# TASK DETAILS
Make an exact copy of each entry, leaving out every picture.

# EXERCISE INPUTS
..............................

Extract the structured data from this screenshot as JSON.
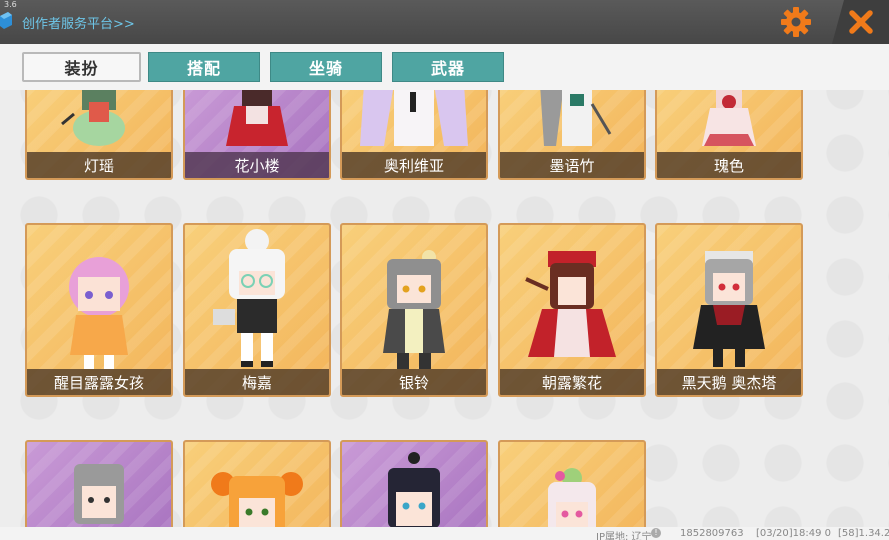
{
  "app": {
    "version_label": "3.6",
    "platform_link": "创作者服务平台>>"
  },
  "tabs": [
    {
      "label": "装扮",
      "active": true
    },
    {
      "label": "搭配",
      "active": false
    },
    {
      "label": "坐骑",
      "active": false
    },
    {
      "label": "武器",
      "active": false
    }
  ],
  "rows": [
    [
      {
        "name": "灯瑶",
        "bg": "orange"
      },
      {
        "name": "花小楼",
        "bg": "purple"
      },
      {
        "name": "奥利维亚",
        "bg": "orange"
      },
      {
        "name": "墨语竹",
        "bg": "orange"
      },
      {
        "name": "瑰色",
        "bg": "orange"
      }
    ],
    [
      {
        "name": "醒目露露女孩",
        "bg": "orange"
      },
      {
        "name": "梅嘉",
        "bg": "orange"
      },
      {
        "name": "银铃",
        "bg": "orange"
      },
      {
        "name": "朝露繁花",
        "bg": "orange"
      },
      {
        "name": "黑天鹅 奥杰塔",
        "bg": "orange"
      }
    ],
    [
      {
        "name": "",
        "bg": "purple"
      },
      {
        "name": "",
        "bg": "orange"
      },
      {
        "name": "",
        "bg": "purple"
      },
      {
        "name": "",
        "bg": "orange"
      }
    ]
  ],
  "status": {
    "ip_location": "IP属地: 辽宁",
    "user_id": "1852809763",
    "timestamp": "[03/20]18:49 0",
    "build": "[58]1.34.2"
  },
  "colors": {
    "accent_orange": "#f07a1a",
    "tab_teal": "#4fa5a2",
    "link_blue": "#6ec6e8"
  }
}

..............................

# WRITTEN SOLUTION
Extract the structured data from this screenshot as JSON.
{
  "app": {
    "version_label": "3.6",
    "platform_link": "创作者服务平台>>"
  },
  "tabs": [
    {
      "label": "装扮",
      "active": true
    },
    {
      "label": "搭配",
      "active": false
    },
    {
      "label": "坐骑",
      "active": false
    },
    {
      "label": "武器",
      "active": false
    }
  ],
  "rows": [
    [
      {
        "name": "灯瑶",
        "bg": "orange"
      },
      {
        "name": "花小楼",
        "bg": "purple"
      },
      {
        "name": "奥利维亚",
        "bg": "orange"
      },
      {
        "name": "墨语竹",
        "bg": "orange"
      },
      {
        "name": "瑰色",
        "bg": "orange"
      }
    ],
    [
      {
        "name": "醒目露露女孩",
        "bg": "orange"
      },
      {
        "name": "梅嘉",
        "bg": "orange"
      },
      {
        "name": "银铃",
        "bg": "orange"
      },
      {
        "name": "朝露繁花",
        "bg": "orange"
      },
      {
        "name": "黑天鹅 奥杰塔",
        "bg": "orange"
      }
    ],
    [
      {
        "name": "",
        "bg": "purple"
      },
      {
        "name": "",
        "bg": "orange"
      },
      {
        "name": "",
        "bg": "purple"
      },
      {
        "name": "",
        "bg": "orange"
      }
    ]
  ],
  "status": {
    "ip_location": "IP属地: 辽宁",
    "user_id": "1852809763",
    "timestamp": "[03/20]18:49 0",
    "build": "[58]1.34.2"
  },
  "colors": {
    "accent_orange": "#f07a1a",
    "tab_teal": "#4fa5a2",
    "link_blue": "#6ec6e8"
  }
}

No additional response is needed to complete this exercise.